LOWER EAST SIDE — Elevated levels of lead were found in water used for drinking and cooking at a school for gifted and talented students, according to the city's Department of Education, requiring several faucets to be shut off until the levels of the hazardous metal are lowered.

Officials discovered the heightened lead levels in seven of the 114 water sources tested at the New Explorations into Science, Technology and Math School, known as NEST+m, an elite "Gifted and Talented" school at 111 Columbia St. serving kids aged kindergarten through high school.

The contaminated water sources tested far above the U.S. Environmental Protection Agency's "action level" of 15 micrograms per liter, according to the New York Daily News, which first reported the news — a water faucet in a boys' dressing room at the school yielded 1,140 micrograms per liter, according to the report.

All impacted fixtures will be out of service until they are remediated and the lead levels in the water decline, according to the DOE. The custodial staff at the school will also flush the faucets at the start of each week to eliminate stagnant water sitting in pipes over the weekend.

The education department discovered the lead levels while retesting all city school buildings this winter as part of a protocol to ensure water safety, according to the DOE.

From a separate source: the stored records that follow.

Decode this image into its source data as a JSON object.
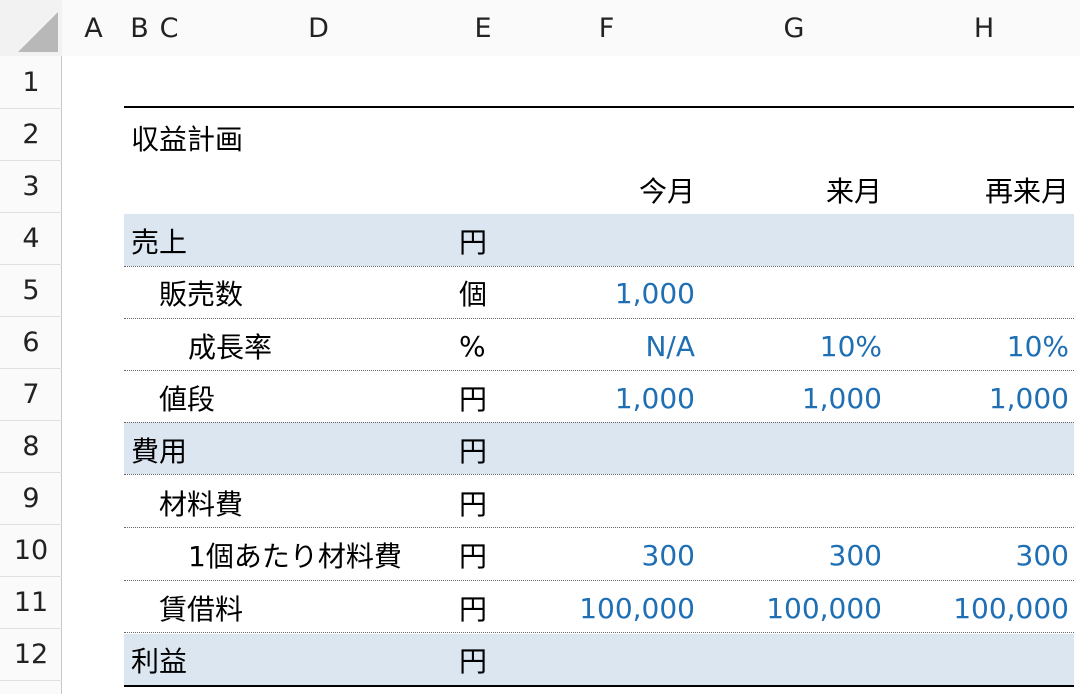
{
  "columns": [
    "A",
    "B",
    "C",
    "D",
    "E",
    "F",
    "G",
    "H"
  ],
  "rows": [
    "1",
    "2",
    "3",
    "4",
    "5",
    "6",
    "7",
    "8",
    "9",
    "10",
    "11",
    "12"
  ],
  "sheet": {
    "title": "収益計画",
    "periods": [
      "今月",
      "来月",
      "再来月"
    ],
    "lines": [
      {
        "label": "売上",
        "unit": "円",
        "values": [
          "",
          "",
          ""
        ]
      },
      {
        "label": "販売数",
        "unit": "個",
        "values": [
          "1,000",
          "",
          ""
        ]
      },
      {
        "label": "成長率",
        "unit": "%",
        "values": [
          "N/A",
          "10%",
          "10%"
        ]
      },
      {
        "label": "値段",
        "unit": "円",
        "values": [
          "1,000",
          "1,000",
          "1,000"
        ]
      },
      {
        "label": "費用",
        "unit": "円",
        "values": [
          "",
          "",
          ""
        ]
      },
      {
        "label": "材料費",
        "unit": "円",
        "values": [
          "",
          "",
          ""
        ]
      },
      {
        "label": "1個あたり材料費",
        "unit": "円",
        "values": [
          "300",
          "300",
          "300"
        ]
      },
      {
        "label": "賃借料",
        "unit": "円",
        "values": [
          "100,000",
          "100,000",
          "100,000"
        ]
      },
      {
        "label": "利益",
        "unit": "円",
        "values": [
          "",
          "",
          ""
        ]
      }
    ]
  },
  "colors": {
    "input_value": "#1f6fb4",
    "band": "#dce6f1"
  }
}
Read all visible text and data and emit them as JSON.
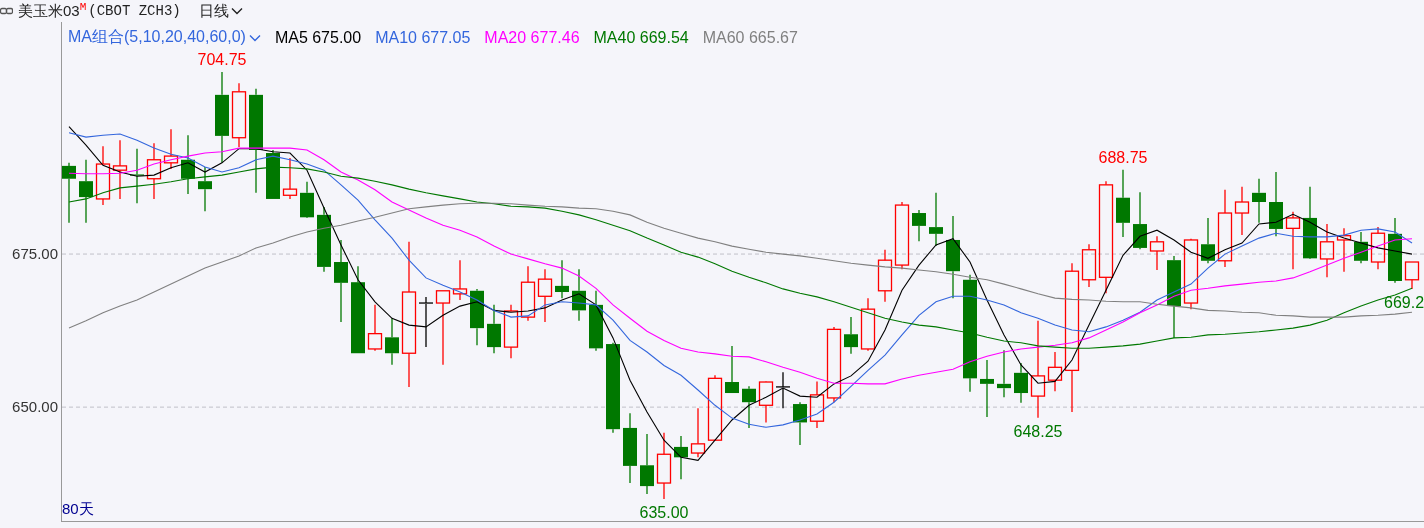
{
  "header": {
    "title": "美玉米03",
    "badge": "M",
    "code": "(CBOT ZCH3)",
    "period": "日线"
  },
  "legend": {
    "label": "MA组合(5,10,20,40,60,0)",
    "values": [
      "675.00",
      "677.05",
      "677.46",
      "669.54",
      "665.67"
    ]
  },
  "day_count": "80天",
  "chart_data": {
    "type": "candlestick",
    "ylim": [
      631.4,
      712.9
    ],
    "yticks": [
      {
        "value": 650,
        "label": "650.00"
      },
      {
        "value": 675,
        "label": "675.00"
      }
    ],
    "ohlc": [
      [
        689.4,
        689.9,
        680.1,
        687.3
      ],
      [
        686.9,
        690.4,
        680.1,
        684.3
      ],
      [
        684.0,
        692.6,
        683.0,
        689.7
      ],
      [
        688.7,
        693.6,
        684.0,
        689.4
      ],
      [
        688.0,
        692.2,
        683.3,
        687.8
      ],
      [
        687.3,
        693.1,
        684.0,
        690.4
      ],
      [
        689.9,
        695.4,
        688.9,
        691.0
      ],
      [
        690.4,
        694.4,
        684.8,
        687.3
      ],
      [
        686.9,
        689.2,
        682.0,
        685.6
      ],
      [
        701.0,
        704.75,
        689.9,
        694.3
      ],
      [
        694.0,
        702.9,
        692.5,
        701.5
      ],
      [
        701.0,
        702.0,
        685.0,
        692.0
      ],
      [
        691.5,
        692.0,
        684.0,
        684.0
      ],
      [
        684.6,
        690.7,
        684.0,
        685.6
      ],
      [
        685.0,
        686.8,
        680.9,
        681.0
      ],
      [
        681.4,
        682.7,
        672.1,
        672.9
      ],
      [
        673.7,
        677.3,
        663.9,
        670.3
      ],
      [
        670.4,
        673.0,
        658.8,
        658.8
      ],
      [
        659.5,
        666.7,
        659.2,
        662.0
      ],
      [
        661.4,
        664.5,
        656.9,
        658.8
      ],
      [
        658.8,
        677.0,
        653.3,
        668.8
      ],
      [
        667.0,
        668.0,
        659.8,
        667.0
      ],
      [
        667.0,
        669.0,
        656.9,
        669.0
      ],
      [
        668.5,
        674.0,
        667.5,
        669.3
      ],
      [
        669.0,
        669.3,
        660.1,
        662.9
      ],
      [
        663.6,
        666.7,
        658.8,
        659.8
      ],
      [
        659.8,
        666.7,
        658.0,
        665.7
      ],
      [
        664.7,
        673.0,
        664.1,
        670.4
      ],
      [
        668.1,
        672.5,
        663.9,
        670.9
      ],
      [
        669.8,
        674.0,
        667.8,
        668.8
      ],
      [
        669.0,
        672.5,
        664.1,
        665.8
      ],
      [
        666.7,
        669.0,
        659.2,
        659.6
      ],
      [
        660.3,
        660.5,
        645.8,
        646.4
      ],
      [
        646.6,
        649.0,
        637.6,
        640.4
      ],
      [
        640.5,
        645.6,
        635.8,
        637.1
      ],
      [
        637.6,
        645.8,
        635.0,
        642.3
      ],
      [
        643.5,
        645.3,
        638.2,
        641.8
      ],
      [
        642.5,
        649.8,
        641.8,
        644.0
      ],
      [
        644.6,
        655.2,
        644.6,
        654.7
      ],
      [
        654.1,
        660.0,
        652.3,
        652.3
      ],
      [
        653.0,
        653.4,
        646.6,
        650.8
      ],
      [
        650.3,
        654.2,
        647.5,
        654.1
      ],
      [
        653.3,
        655.7,
        649.8,
        653.3
      ],
      [
        650.5,
        650.8,
        643.8,
        647.5
      ],
      [
        647.7,
        654.2,
        646.6,
        652.0
      ],
      [
        651.5,
        663.1,
        650.8,
        662.7
      ],
      [
        661.9,
        664.7,
        658.7,
        659.8
      ],
      [
        659.5,
        667.8,
        659.2,
        666.0
      ],
      [
        669.0,
        675.7,
        667.2,
        674.0
      ],
      [
        673.2,
        683.5,
        672.5,
        683.0
      ],
      [
        681.7,
        682.2,
        677.1,
        679.6
      ],
      [
        679.4,
        685.0,
        676.3,
        678.3
      ],
      [
        677.3,
        681.2,
        667.8,
        672.2
      ],
      [
        670.8,
        671.6,
        652.5,
        654.7
      ],
      [
        654.6,
        657.7,
        648.4,
        653.8
      ],
      [
        653.8,
        659.3,
        651.6,
        653.1
      ],
      [
        655.6,
        657.2,
        650.7,
        652.3
      ],
      [
        651.8,
        664.1,
        648.25,
        655.1
      ],
      [
        654.4,
        659.0,
        652.6,
        656.5
      ],
      [
        656.0,
        673.5,
        649.2,
        672.2
      ],
      [
        670.8,
        676.6,
        669.6,
        675.7
      ],
      [
        671.2,
        686.9,
        668.6,
        686.3
      ],
      [
        684.2,
        688.75,
        677.8,
        680.1
      ],
      [
        679.9,
        685.1,
        675.8,
        676.0
      ],
      [
        675.5,
        677.9,
        672.4,
        677.0
      ],
      [
        674.0,
        674.7,
        661.3,
        666.5
      ],
      [
        667.0,
        677.5,
        666.0,
        677.3
      ],
      [
        676.6,
        680.9,
        673.5,
        673.9
      ],
      [
        673.9,
        685.5,
        672.9,
        681.7
      ],
      [
        681.7,
        686.0,
        678.1,
        683.5
      ],
      [
        685.0,
        687.3,
        680.1,
        683.5
      ],
      [
        683.5,
        688.4,
        677.9,
        679.1
      ],
      [
        679.2,
        681.9,
        672.5,
        680.9
      ],
      [
        680.9,
        686.0,
        674.2,
        674.3
      ],
      [
        674.2,
        679.9,
        671.2,
        677.0
      ],
      [
        677.3,
        679.2,
        672.1,
        678.0
      ],
      [
        677.0,
        678.6,
        673.5,
        673.9
      ],
      [
        673.7,
        679.4,
        672.5,
        678.4
      ],
      [
        678.3,
        680.9,
        670.3,
        670.6
      ],
      [
        670.8,
        673.7,
        669.3,
        673.7
      ]
    ],
    "annotations": [
      "704.75",
      "635.00",
      "648.25",
      "688.75",
      "669.2"
    ]
  },
  "moving_averages": {
    "chart_data": {
      "type": "line",
      "ylim": [
        631.4,
        712.9
      ],
      "series": [
        {
          "name": "MA5",
          "color": "#000000",
          "values": [
            695.8,
            692.8,
            689.5,
            688.4,
            687.7,
            687.9,
            689.1,
            689.9,
            688.4,
            689.9,
            692.2,
            692.2,
            691.7,
            691.5,
            688.7,
            682.5,
            676.5,
            670.8,
            667.2,
            664.5,
            663.4,
            663.1,
            665.0,
            666.5,
            667.2,
            665.8,
            665.5,
            665.7,
            666.2,
            667.5,
            668.5,
            666.7,
            661.3,
            654.4,
            649.2,
            644.6,
            641.8,
            641.3,
            644.6,
            647.9,
            650.3,
            651.6,
            653.1,
            651.8,
            651.6,
            653.8,
            655.1,
            657.5,
            662.6,
            669.1,
            673.2,
            676.5,
            677.5,
            673.7,
            667.5,
            661.8,
            656.9,
            653.9,
            654.2,
            657.7,
            663.4,
            669.1,
            674.8,
            677.9,
            678.9,
            677.3,
            675.3,
            674.3,
            675.7,
            676.8,
            679.9,
            680.2,
            681.5,
            680.2,
            678.6,
            677.6,
            676.8,
            676.0,
            675.5,
            675.0
          ]
        },
        {
          "name": "MA10",
          "color": "#3366dd",
          "values": [
            694.8,
            694.1,
            694.4,
            694.6,
            693.6,
            692.3,
            691.3,
            690.7,
            689.2,
            688.4,
            689.1,
            690.4,
            691.0,
            690.4,
            689.7,
            688.7,
            686.3,
            683.8,
            680.6,
            677.6,
            674.0,
            671.1,
            669.9,
            668.8,
            667.5,
            665.8,
            664.7,
            664.9,
            666.7,
            667.2,
            667.0,
            666.7,
            664.2,
            660.9,
            659.0,
            656.8,
            655.2,
            652.8,
            650.3,
            648.2,
            647.2,
            646.7,
            647.1,
            647.9,
            648.9,
            650.8,
            653.4,
            656.0,
            658.5,
            661.8,
            665.0,
            667.2,
            668.1,
            668.1,
            667.5,
            666.7,
            665.4,
            664.5,
            663.4,
            662.6,
            662.3,
            663.1,
            664.2,
            665.5,
            667.5,
            668.8,
            670.1,
            672.7,
            675.0,
            676.3,
            677.6,
            678.4,
            677.9,
            677.8,
            677.8,
            678.1,
            678.9,
            679.1,
            678.6,
            676.8
          ]
        },
        {
          "name": "MA20",
          "color": "#ff00ff",
          "values": [
            688.2,
            688.1,
            688.1,
            688.2,
            688.7,
            689.7,
            690.4,
            691.0,
            691.5,
            691.7,
            692.3,
            692.3,
            692.3,
            692.3,
            692.0,
            690.4,
            688.4,
            687.1,
            685.5,
            683.5,
            682.2,
            680.9,
            679.7,
            678.9,
            677.8,
            676.3,
            675.0,
            674.2,
            673.4,
            672.7,
            671.4,
            669.4,
            666.7,
            664.5,
            662.4,
            660.9,
            659.6,
            659.0,
            658.7,
            658.3,
            658.2,
            657.4,
            656.5,
            655.7,
            654.7,
            653.9,
            653.9,
            653.8,
            653.8,
            654.6,
            655.2,
            655.7,
            656.2,
            657.4,
            658.3,
            659.0,
            659.5,
            659.8,
            660.1,
            660.5,
            661.3,
            662.6,
            663.9,
            665.4,
            666.7,
            668.1,
            669.1,
            669.4,
            669.8,
            670.1,
            670.4,
            670.6,
            671.1,
            672.1,
            673.2,
            674.3,
            675.3,
            676.3,
            677.3,
            677.5
          ]
        },
        {
          "name": "MA40",
          "color": "#007800",
          "values": [
            683.5,
            684.0,
            685.0,
            685.8,
            686.1,
            686.4,
            686.8,
            687.3,
            687.6,
            687.9,
            688.4,
            688.9,
            689.2,
            689.1,
            688.9,
            688.4,
            687.7,
            687.4,
            686.9,
            686.3,
            685.6,
            685.0,
            684.5,
            684.0,
            683.5,
            683.2,
            682.8,
            682.7,
            682.5,
            682.0,
            681.4,
            680.6,
            679.7,
            678.8,
            677.6,
            676.5,
            675.3,
            674.5,
            673.4,
            672.2,
            671.2,
            670.3,
            669.3,
            668.6,
            668.0,
            667.2,
            666.3,
            665.4,
            664.5,
            663.9,
            663.4,
            663.1,
            662.6,
            662.1,
            661.4,
            660.8,
            660.5,
            660.0,
            659.8,
            659.6,
            659.6,
            659.8,
            660.0,
            660.3,
            660.8,
            661.3,
            661.4,
            661.8,
            661.9,
            662.1,
            662.3,
            662.6,
            662.9,
            663.4,
            664.2,
            665.4,
            666.5,
            667.5,
            668.3,
            669.4
          ]
        },
        {
          "name": "MA60",
          "color": "#808080",
          "values": [
            662.9,
            664.1,
            665.4,
            666.5,
            667.5,
            668.8,
            670.1,
            671.4,
            672.7,
            673.7,
            674.7,
            676.0,
            676.8,
            677.8,
            678.6,
            679.2,
            679.7,
            680.4,
            681.0,
            681.7,
            682.4,
            682.7,
            683.0,
            683.2,
            683.3,
            683.3,
            683.2,
            683.0,
            682.8,
            682.7,
            682.5,
            682.4,
            682.0,
            681.4,
            680.2,
            679.2,
            678.4,
            677.6,
            677.0,
            676.3,
            675.8,
            675.3,
            675.0,
            674.7,
            674.3,
            673.9,
            673.5,
            673.2,
            672.9,
            672.7,
            672.4,
            672.1,
            671.7,
            671.2,
            670.8,
            670.1,
            669.3,
            668.5,
            667.8,
            667.6,
            667.5,
            667.3,
            667.2,
            667.2,
            666.8,
            666.5,
            666.2,
            665.8,
            665.7,
            665.5,
            665.4,
            665.0,
            664.9,
            664.7,
            664.7,
            664.7,
            664.9,
            665.0,
            665.2,
            665.5
          ]
        }
      ]
    }
  }
}
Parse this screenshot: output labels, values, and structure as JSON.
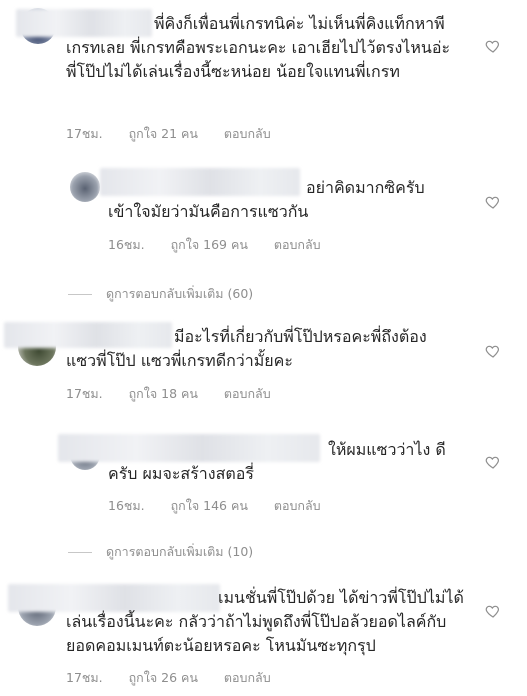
{
  "comments": [
    {
      "text": "พี่คิงก็เพื่อนพี่เกรทนิค่ะ ไม่เห็นพี่คิงแท็กหาพีเกรทเลย พี่เกรทคือพระเอกนะคะ เอาเฮียไปไว้ตรงไหนอ่ะ พี่โป๊ปไม่ได้เล่นเรื่องนี้ซะหน่อย น้อยใจแทนพี่เกรท",
      "time": "17ชม.",
      "likes": "ถูกใจ 21 คน",
      "reply": "ตอบกลับ"
    },
    {
      "text": "อย่าคิดมากซิครับ เข้าใจมัยว่ามันคือการแซวกัน",
      "time": "16ชม.",
      "likes": "ถูกใจ 169 คน",
      "reply": "ตอบกลับ"
    },
    {
      "text": "มีอะไรที่เกี่ยวกับพี่โป๊ปหรอคะพี่ถึงต้องแซวพี่โป๊ป แซวพี่เกรทดีกว่ามั้ยคะ",
      "time": "17ชม.",
      "likes": "ถูกใจ 18 คน",
      "reply": "ตอบกลับ"
    },
    {
      "text": "ให้ผมแซวว่าไง ดีครับ ผมจะสร้างสตอรี่",
      "time": "16ชม.",
      "likes": "ถูกใจ 146 คน",
      "reply": "ตอบกลับ"
    },
    {
      "text": "เมนชั่นพี่โป๊ปด้วย ได้ข่าวพี่โป๊ปไม่ได้เล่นเรื่องนี้นะคะ กลัวว่าถ้าไม่พูดถึงพี่โป๊ปอล้วยอดไลค์กับยอดคอมเมนท์ตะน้อยหรอคะ โหนมันซะทุกรุป",
      "time": "17ชม.",
      "likes": "ถูกใจ 26 คน",
      "reply": "ตอบกลับ"
    }
  ],
  "view_more": [
    {
      "label": "ดูการตอบกลับเพิ่มเติม (60)"
    },
    {
      "label": "ดูการตอบกลับเพิ่มเติม (10)"
    }
  ],
  "icons": {
    "like": "heart-outline-icon"
  },
  "colors": {
    "text": "#262626",
    "meta": "#8e8e8e",
    "icon": "#8e8e8e"
  }
}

The elevated lead levels came as a shock to parents, who were notified by the school in January — some saw the tainted sources as threats to their children's health.

"I think it's horrible, because they drink water from the fountains at times when they don't have bottles," said Allison, who declined to give her last name, as she picked up her 10-year-old daughter from the school Friday afternoon.

"I think it's very bad. It's not good for their health — lead is not good at all."

But others shrugged it off, chalking it up to part of city life, and felt the school and the educational department was taking quick action to clean up the problem.

"It's New York City public schools — the buildings are old," said Tara Pyne, whose two kids, aged 10 and 12, attend the school.

"I feel like they do a great job, and they're fixing it," she continued, noting the tainted fountains had been shut off and were being remediated.

A DOE spokeswoman assured parents there is no cause for alarm and that the agency will ensure children at the school receive safe drinking water.

“Parents can rest assured that water in New York City is of the highest quality in the world and we have stringent protocols and robust procedures in place to ensure that water in school buildings is safe for students and staff," spokeswoman Toya Holness said.

"This is standard protocol and there is no reason for alarm: we are continuing to provide students and staff with safe drinking water.”

When asked to specify levels of lead in the sources tested the DOE did not immediately respond.

Several other schools were found to have elevated levels of lead in their water, including Roosevelt Island's P.S./I.S. 217, which had concentrations of lead higher than water samples from Flint, Michigan during its water crisis.

Additional schools include Staten Island's I.S. 27 and McKinley Junior High School in Brooklyn, according to the Daily News.

A school representative declined to comment, referring DNAinfo New York to the Department of Education. The school's Parent Teacher Association did not immediately return a request for comment.